Task details.
Each line containing the string "Survei" should be copied out of the entries.

Supplied material Start Marker

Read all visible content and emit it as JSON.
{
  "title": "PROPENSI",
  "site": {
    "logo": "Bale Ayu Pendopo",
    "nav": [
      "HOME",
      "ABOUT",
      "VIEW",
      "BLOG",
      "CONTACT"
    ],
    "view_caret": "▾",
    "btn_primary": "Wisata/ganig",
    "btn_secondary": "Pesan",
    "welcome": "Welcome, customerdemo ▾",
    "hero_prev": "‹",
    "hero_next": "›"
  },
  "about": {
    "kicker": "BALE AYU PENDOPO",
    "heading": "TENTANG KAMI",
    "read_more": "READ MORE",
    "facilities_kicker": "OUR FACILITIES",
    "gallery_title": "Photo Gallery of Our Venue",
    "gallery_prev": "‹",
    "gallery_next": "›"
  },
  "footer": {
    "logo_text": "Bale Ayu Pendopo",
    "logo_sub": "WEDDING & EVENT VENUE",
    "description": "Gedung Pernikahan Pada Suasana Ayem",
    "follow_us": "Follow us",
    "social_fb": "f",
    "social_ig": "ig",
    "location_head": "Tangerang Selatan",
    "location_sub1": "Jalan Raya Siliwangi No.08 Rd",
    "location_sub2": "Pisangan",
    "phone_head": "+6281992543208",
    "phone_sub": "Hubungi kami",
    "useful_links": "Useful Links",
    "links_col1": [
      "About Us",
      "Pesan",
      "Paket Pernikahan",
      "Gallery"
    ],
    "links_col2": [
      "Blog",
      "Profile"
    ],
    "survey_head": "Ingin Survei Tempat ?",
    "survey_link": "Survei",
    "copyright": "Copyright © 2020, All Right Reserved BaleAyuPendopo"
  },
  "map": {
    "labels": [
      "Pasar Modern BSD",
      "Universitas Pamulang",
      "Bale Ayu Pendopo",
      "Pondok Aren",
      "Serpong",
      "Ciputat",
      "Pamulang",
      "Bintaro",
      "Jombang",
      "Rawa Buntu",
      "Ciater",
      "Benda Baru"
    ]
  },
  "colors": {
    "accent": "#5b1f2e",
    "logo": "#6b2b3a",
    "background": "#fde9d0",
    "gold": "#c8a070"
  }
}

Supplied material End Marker
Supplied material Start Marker

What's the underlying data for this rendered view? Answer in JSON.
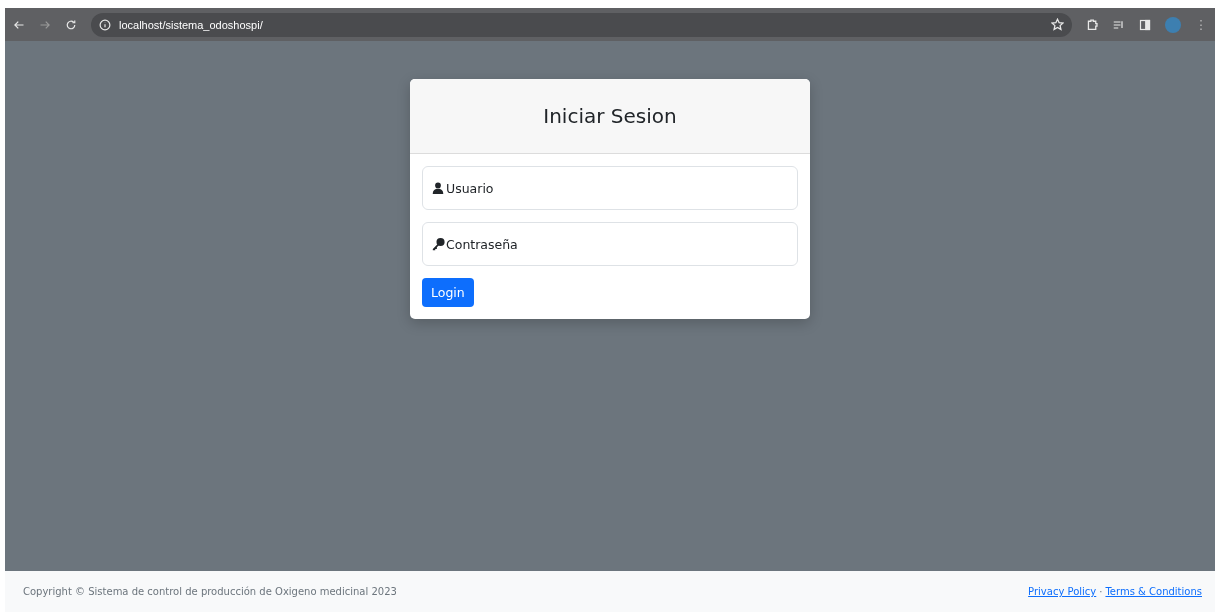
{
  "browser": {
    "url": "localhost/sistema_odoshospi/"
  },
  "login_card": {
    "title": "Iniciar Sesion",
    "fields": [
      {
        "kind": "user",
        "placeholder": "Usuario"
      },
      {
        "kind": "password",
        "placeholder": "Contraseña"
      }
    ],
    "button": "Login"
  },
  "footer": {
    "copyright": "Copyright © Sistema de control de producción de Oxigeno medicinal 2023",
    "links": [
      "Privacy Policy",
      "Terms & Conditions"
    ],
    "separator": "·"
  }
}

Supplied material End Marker

Written answer.
    "survey_head": "Ingin Survei Tempat ?",
    "survey_link": "Survei",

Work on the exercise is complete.